We addressed the first matter earlier.. Said succinctly, it is not the number of hits but the content of the hits that matters, just like MIB codes or MVRs
As regards the question of medications having been given but not reported on the profile, I indicated earlier on in this paper the primary reasons why this happens. No doubt the very same thing happens with MVRs, albeit for different reasons.
Certainly if one is told by the insured that he takes an Rx which is not shown on the Rx profile, one would be ill-advised to not accept what has been acknowledged, just as when one says they smoke and then they test negative for cotinine, we do not issue at non-smoker/user rates!
4. With regard to problems encountered with Rx profiling, there were three basic negatives aired:
- Low hit rate
- Technical problems, that should be resolvable
- Issues related to family plan Rx benefit coverage where the reports contained information about other family members not applicable to the insured (a nagging concern that cannot always be logically sorted out)
5. On the matter of recommending Rx profiling to others, one company observed that hit rates vary by product and market, and that, as an example, they were much higher on DI applicants than on life cases.
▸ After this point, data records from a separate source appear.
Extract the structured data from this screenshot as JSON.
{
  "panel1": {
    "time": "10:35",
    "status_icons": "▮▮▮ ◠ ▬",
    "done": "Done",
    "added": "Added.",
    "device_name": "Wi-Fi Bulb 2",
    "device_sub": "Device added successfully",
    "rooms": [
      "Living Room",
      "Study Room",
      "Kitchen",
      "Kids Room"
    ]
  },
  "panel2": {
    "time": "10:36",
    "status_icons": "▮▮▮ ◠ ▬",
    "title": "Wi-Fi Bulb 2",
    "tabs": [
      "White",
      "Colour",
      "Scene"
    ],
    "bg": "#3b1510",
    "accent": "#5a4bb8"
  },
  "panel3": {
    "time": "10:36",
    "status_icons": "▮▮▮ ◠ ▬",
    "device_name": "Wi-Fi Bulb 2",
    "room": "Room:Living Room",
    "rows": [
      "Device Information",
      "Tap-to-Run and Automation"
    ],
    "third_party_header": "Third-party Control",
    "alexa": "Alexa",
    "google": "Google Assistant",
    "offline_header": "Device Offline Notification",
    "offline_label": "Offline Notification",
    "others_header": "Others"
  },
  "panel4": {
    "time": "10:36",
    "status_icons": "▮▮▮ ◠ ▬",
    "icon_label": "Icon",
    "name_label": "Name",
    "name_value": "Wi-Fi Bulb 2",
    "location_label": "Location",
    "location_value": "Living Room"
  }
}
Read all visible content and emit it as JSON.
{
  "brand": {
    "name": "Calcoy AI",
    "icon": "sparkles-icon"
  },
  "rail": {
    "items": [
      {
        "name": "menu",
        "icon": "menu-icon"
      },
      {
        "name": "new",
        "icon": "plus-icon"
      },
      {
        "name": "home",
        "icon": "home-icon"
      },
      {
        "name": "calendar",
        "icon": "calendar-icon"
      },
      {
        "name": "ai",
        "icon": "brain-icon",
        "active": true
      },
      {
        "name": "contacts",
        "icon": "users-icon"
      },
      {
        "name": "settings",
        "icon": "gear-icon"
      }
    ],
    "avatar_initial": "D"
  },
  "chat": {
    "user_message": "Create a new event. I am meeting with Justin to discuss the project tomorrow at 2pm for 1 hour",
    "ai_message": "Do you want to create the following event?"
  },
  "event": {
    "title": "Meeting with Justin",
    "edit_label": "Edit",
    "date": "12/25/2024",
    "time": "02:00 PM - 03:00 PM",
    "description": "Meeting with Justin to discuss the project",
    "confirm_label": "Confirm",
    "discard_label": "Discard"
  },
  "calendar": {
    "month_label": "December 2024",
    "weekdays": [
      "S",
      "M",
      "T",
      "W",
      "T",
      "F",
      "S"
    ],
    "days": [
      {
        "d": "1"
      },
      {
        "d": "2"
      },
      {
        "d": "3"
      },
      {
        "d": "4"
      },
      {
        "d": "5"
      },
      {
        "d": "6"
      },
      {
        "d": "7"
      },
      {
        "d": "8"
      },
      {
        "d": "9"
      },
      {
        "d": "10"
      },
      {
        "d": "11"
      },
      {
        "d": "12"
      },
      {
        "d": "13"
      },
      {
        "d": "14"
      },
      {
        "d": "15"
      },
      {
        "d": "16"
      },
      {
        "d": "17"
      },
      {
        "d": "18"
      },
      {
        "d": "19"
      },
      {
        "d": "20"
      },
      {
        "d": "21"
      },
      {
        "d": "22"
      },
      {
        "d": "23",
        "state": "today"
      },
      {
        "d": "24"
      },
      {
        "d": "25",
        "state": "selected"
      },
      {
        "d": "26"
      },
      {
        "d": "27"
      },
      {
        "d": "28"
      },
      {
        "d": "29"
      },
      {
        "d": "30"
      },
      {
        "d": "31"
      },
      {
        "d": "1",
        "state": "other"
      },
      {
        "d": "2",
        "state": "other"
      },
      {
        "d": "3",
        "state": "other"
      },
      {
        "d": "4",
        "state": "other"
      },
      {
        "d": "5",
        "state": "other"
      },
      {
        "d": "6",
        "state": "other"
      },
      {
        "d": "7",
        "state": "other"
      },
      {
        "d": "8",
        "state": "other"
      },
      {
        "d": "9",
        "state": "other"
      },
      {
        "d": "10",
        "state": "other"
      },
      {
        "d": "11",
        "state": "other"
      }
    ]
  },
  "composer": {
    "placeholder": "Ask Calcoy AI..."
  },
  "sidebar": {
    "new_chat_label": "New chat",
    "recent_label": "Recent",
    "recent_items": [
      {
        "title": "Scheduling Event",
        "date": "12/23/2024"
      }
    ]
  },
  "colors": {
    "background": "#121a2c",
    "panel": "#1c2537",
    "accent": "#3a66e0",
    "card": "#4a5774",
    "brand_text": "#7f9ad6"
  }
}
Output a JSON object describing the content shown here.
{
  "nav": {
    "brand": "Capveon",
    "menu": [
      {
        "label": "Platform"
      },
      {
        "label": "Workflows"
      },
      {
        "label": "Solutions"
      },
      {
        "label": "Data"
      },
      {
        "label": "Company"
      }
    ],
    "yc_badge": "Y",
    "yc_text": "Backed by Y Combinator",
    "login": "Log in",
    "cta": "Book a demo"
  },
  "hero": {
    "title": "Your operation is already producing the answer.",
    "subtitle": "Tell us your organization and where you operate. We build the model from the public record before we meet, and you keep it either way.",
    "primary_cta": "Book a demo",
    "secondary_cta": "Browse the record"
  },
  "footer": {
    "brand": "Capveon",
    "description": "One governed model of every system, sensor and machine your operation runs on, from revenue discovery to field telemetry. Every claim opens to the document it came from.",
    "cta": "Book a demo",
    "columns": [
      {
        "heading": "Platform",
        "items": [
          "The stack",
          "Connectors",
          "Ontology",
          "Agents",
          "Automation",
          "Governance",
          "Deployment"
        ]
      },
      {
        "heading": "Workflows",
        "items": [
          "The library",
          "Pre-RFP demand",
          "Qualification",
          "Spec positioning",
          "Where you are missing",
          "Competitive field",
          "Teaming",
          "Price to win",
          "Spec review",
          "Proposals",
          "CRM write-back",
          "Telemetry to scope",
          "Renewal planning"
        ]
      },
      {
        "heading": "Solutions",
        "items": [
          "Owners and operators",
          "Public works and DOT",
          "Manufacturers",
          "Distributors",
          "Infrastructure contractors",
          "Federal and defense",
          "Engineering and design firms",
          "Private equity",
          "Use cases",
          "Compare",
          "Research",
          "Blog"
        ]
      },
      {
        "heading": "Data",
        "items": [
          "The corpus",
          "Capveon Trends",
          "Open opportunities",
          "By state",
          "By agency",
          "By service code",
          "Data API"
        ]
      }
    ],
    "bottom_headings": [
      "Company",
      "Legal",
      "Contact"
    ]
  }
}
One company gave an enthusiastic thumbs up while another said its recommendation would be qualified dont expect too much.
There is no doubt that some companies, and some products as well will have higher hit rates than others but, at the risk of redundancy, I implore everyone to value the hits individually, not the % of hits unless it so very low, say under 20% or even 10% where the costs of maintaining the requirement as a resource are not justified. One company said it almost never got a hit and that is certainly due to some company-specific extenuating circumstance.
6. From those who responded to why they chose not to embrace Rx profiling after a trial period of using it, the main comments had to do with low hit rates and lack of perceived cost-effectiveness (usually subjectively, one might add).
If you do a trial of any requirement, you do it long enough to get credible results and then undertake some sort of informed analysis of its value (or lack thereof). The chief problem as, as explained in depth earlier, that most companies doing such analyses do not appear to have the needed insights into the ways in which Rx profiling contributes to risk assessment. In that absence of such insights, the focus always ends up being unduly on detecting perceived significant undisclosed drugs and unmasking apparent antiselection. This, alas, is far too narrow a perspective to do a credible study of the value of Rx profiling.
7. On the matter of being disinclined to undertake a trial of Rx profiling, the responses centered on lack of insight into the potential value, fear of getting low yields, and concern for their underwriters ability to get value out of the product.
There was not one credible reason presented for not undertaking a trial; having said this I am empathetic to the reasons respondents believed that a trial would be a waste of time.
Rx profiling is like any other new requirement. There is a learning curve. This is why we rigorously consider every pro and con before we proceed; then, if the pros outnumber the cons, we do a meaningful participative study (in this case, a trial) and make our decision after we have adequately analyzed the results.
XII. Closing Comments
This is a time of great challenge to those entrusted with managing the profitability of health insurance. We are charged with carefully selecting risks while also keeping business acquisition costs with tight boundaries, expediting cycle time from application to issue of coverage and avoiding wastage through maximizing our insights in to the nature of each risk.
It is my hope that this in-depth look at Rx profiling will energize readers to undertake assessments of this underwriting resource in their companies. My research convinces me that Rx profiling ideally teamed with teleunderwriting will allow us satisfy all of these accountabilities and take what we call underwriting to a new level of efficiency and effectiveness.
I welcome questions and comments from readers.